Web page and app entries
*** Block opens ***
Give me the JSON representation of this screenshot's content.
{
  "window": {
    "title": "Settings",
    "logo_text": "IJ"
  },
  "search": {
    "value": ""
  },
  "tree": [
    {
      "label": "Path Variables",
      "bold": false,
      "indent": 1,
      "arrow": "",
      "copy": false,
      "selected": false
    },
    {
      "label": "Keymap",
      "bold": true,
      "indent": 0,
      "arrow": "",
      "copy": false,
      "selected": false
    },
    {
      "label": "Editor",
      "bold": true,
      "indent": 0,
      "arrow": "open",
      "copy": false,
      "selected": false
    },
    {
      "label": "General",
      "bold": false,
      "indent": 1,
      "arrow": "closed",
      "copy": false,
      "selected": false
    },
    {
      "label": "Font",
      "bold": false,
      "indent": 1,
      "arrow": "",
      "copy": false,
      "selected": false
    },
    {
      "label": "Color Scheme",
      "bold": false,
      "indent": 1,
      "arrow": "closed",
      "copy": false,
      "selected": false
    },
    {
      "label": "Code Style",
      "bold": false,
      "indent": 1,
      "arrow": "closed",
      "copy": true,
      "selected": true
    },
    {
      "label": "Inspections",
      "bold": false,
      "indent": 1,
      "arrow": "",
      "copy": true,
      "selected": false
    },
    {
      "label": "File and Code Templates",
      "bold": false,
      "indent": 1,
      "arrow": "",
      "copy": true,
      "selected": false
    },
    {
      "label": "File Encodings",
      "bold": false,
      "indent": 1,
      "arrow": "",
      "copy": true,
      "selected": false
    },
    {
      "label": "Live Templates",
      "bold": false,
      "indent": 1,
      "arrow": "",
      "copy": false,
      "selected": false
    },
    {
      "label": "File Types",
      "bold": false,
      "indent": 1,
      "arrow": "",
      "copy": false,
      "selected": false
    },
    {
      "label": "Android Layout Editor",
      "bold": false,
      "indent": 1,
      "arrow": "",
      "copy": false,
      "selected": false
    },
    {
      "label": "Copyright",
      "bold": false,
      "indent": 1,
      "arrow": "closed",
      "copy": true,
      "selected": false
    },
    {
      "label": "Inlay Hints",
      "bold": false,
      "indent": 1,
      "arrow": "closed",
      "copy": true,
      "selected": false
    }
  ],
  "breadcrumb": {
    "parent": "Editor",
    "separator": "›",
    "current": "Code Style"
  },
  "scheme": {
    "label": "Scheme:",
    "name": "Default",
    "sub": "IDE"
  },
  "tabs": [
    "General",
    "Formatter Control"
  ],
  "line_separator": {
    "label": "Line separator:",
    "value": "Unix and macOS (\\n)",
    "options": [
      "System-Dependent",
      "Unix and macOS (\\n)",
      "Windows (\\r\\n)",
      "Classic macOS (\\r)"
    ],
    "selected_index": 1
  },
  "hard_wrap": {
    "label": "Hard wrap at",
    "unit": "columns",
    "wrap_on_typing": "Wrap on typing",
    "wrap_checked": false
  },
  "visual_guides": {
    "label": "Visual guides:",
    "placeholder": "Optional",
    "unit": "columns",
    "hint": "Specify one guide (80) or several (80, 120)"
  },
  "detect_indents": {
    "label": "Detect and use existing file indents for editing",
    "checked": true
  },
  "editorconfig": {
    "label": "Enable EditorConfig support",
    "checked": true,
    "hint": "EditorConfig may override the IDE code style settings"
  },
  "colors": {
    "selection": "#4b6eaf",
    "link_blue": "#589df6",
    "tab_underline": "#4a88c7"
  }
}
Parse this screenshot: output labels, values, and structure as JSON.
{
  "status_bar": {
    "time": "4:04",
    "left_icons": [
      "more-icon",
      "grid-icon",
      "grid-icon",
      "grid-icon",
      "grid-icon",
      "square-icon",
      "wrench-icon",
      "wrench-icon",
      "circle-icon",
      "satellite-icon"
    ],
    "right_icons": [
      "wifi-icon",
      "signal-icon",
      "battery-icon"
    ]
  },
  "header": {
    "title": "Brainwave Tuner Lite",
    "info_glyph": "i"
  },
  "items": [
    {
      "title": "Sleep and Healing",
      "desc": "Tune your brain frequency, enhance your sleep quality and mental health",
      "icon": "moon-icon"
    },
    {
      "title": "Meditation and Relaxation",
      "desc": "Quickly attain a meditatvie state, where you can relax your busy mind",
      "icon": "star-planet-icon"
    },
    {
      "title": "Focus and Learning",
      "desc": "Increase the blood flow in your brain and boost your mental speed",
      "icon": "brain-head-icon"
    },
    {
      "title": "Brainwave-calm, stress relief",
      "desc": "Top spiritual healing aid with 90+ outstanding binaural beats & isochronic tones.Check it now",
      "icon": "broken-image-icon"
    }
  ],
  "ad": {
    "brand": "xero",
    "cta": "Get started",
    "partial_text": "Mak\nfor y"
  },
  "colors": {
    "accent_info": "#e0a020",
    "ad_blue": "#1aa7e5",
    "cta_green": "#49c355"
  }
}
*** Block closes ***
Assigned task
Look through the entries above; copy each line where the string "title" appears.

Answer box
    "title": "Settings",
    "title": "Brainwave Tuner Lite",
      "title": "Sleep and Healing",
      "title": "Meditation and Relaxation",
      "title": "Focus and Learning",
      "title": "Brainwave-calm, stress relief",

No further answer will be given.